“I do agree in principal with the assessment that the North Koreans are moving quickly to develop an intercontinental ballistic missile capability,” Gen. Paul Selva told the Senate Armed Services Committee on Tuesday.

“I, however, am not saying that the test on the Fourth of July demonstrates that they have the capacity to strike the United States with any degree of accuracy or reasonable confidence of success. What the experts tell me is that North Koreans have yet to demonstrate the capacity to do the guidance and control that would be required.”


Pressed by Sen. James Inhofe (R-Okla.) on the issue of range, Selva added: “Yes, sir, on range, they clearly have the capability.”

Selva, the vice chairman of the Joint Chiefs of Staff, was testifying at his confirmation hearing to be reappointed to the role for another two-year term.
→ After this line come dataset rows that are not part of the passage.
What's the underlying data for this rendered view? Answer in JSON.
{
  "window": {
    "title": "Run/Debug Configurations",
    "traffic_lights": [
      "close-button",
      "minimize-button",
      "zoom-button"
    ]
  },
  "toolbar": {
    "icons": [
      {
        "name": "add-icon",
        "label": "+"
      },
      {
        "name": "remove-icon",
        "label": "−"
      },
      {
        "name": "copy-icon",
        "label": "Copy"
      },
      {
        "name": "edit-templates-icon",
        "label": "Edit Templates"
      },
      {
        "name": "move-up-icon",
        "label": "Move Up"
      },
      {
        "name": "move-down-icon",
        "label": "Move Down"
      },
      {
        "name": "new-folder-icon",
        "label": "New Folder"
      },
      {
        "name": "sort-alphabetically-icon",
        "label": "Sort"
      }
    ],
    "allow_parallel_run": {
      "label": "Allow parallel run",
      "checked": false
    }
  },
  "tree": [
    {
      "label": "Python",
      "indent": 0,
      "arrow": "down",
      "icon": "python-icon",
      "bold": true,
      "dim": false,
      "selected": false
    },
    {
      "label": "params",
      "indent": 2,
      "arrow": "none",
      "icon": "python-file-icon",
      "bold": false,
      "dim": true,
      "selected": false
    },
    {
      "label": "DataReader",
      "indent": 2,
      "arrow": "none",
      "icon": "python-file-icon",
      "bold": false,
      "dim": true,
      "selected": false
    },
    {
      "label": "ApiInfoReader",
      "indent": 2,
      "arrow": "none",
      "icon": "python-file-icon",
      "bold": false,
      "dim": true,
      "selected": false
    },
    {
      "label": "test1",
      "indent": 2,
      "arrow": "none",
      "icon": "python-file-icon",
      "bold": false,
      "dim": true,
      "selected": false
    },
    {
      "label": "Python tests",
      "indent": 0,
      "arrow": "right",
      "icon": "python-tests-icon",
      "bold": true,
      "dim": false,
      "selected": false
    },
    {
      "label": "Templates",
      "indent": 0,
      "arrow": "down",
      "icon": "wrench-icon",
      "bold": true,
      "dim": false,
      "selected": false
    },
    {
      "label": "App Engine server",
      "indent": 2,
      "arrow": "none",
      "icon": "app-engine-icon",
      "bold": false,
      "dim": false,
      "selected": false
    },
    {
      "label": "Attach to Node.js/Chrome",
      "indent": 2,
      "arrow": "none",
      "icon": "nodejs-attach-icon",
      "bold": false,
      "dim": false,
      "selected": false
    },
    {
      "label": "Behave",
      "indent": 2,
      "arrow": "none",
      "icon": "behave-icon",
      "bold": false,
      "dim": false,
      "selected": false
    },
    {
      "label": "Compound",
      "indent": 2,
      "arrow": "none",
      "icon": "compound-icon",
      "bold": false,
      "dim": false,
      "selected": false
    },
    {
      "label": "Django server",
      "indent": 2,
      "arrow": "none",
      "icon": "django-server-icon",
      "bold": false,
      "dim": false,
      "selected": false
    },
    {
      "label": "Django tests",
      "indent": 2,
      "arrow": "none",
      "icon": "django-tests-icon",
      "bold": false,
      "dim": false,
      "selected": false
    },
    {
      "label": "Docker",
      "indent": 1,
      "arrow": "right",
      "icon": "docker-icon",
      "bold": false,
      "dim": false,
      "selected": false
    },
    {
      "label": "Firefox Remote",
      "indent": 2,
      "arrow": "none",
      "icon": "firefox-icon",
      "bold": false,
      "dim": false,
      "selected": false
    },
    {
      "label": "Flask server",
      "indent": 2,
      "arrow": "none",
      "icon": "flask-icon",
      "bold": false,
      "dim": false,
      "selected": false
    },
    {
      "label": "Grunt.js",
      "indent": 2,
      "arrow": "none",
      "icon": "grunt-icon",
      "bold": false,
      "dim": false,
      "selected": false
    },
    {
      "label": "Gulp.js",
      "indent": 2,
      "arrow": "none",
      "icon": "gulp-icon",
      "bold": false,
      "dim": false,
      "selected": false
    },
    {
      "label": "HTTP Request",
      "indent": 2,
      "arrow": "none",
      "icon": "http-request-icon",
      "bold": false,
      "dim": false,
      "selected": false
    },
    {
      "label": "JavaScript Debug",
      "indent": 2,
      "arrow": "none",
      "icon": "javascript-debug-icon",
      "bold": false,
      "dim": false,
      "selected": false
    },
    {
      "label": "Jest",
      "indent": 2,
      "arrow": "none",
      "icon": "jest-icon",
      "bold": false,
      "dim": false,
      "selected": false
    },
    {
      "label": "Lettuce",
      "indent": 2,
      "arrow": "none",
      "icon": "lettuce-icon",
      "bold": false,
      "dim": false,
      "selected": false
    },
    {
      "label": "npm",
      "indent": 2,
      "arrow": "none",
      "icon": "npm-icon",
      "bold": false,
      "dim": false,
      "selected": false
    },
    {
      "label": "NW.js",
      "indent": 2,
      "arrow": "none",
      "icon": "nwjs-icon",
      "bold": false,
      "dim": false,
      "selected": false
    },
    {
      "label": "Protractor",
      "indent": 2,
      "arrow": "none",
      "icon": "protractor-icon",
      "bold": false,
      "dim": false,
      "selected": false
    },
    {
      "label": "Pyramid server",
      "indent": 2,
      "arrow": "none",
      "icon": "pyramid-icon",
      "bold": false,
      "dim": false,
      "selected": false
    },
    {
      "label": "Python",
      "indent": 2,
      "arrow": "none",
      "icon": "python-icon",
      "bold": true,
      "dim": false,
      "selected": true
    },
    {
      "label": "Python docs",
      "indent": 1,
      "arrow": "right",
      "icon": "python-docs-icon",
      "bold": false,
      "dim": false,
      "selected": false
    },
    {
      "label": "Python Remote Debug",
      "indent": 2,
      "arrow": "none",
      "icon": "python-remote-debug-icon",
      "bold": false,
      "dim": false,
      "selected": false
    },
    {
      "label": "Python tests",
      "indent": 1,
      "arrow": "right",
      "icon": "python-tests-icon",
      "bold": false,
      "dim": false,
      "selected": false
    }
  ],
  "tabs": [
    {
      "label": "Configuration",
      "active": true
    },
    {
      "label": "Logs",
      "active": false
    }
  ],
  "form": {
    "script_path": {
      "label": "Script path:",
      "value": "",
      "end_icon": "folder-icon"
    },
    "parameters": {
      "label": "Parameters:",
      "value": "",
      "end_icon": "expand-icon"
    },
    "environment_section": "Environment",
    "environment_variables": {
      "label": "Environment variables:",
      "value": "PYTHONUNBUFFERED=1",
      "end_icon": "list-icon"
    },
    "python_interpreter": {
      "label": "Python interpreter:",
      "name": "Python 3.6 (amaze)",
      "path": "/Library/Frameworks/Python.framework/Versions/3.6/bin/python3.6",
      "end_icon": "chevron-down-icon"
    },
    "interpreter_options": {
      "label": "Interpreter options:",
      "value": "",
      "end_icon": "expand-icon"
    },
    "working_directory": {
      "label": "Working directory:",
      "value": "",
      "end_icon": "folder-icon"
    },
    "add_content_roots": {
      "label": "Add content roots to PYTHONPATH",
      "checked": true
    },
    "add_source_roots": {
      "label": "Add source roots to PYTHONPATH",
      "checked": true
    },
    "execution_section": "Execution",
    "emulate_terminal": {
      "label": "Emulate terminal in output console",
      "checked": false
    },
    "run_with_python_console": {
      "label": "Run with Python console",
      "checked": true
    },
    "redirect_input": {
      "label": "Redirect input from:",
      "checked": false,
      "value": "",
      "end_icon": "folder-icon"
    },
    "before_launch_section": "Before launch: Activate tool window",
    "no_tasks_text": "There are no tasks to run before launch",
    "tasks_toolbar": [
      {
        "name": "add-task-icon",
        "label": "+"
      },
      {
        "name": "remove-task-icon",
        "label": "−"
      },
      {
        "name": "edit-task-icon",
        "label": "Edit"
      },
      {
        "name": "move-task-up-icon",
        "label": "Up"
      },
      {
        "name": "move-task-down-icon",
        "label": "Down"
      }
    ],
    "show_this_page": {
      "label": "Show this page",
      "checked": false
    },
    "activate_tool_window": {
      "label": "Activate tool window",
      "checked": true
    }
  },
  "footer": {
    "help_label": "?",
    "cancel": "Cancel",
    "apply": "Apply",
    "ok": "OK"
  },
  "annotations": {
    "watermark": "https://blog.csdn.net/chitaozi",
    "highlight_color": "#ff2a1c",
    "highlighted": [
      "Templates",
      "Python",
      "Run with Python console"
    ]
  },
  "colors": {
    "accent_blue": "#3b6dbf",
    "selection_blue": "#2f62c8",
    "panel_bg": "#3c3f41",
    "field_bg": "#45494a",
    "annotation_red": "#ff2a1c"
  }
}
On July 4, North Korea for the first time successfully tested an ICBM.

Outside experts said the range of the missile appeared to put Alaska within reach, though they cautioned North Korea was still a ways off of being able to reliably strike the U.S. mainland, as well as shrinking a nuclear warhead to mount on a missile.

In response to Selva’s statement that North Korea doesn’t yet have guidance and control technology for the ICBM, Inhofe said they are “not too far behind.”

Selva agreed.


“Yes, sir, we’ll have to watch very carefully with the [intelligence community] the developments on those particular capabilities,” Selva said.

Selva also said he is “reasonably confident” in the intelligence community’s ability to keep track of North Korea’s testing, but not deployment. 

“I’m reasonably confident in the ability of our intelligence community to monitor the testing, but not the deployment of these missile systems,” he said.

“Kim Jong Un and his forces are very good at camouflage and concealment and deception. We have a series of programs that I’d be happy to talk about in a classified setting that talk to the ability of our intelligence community, both military and civilian, to monitor those activities.”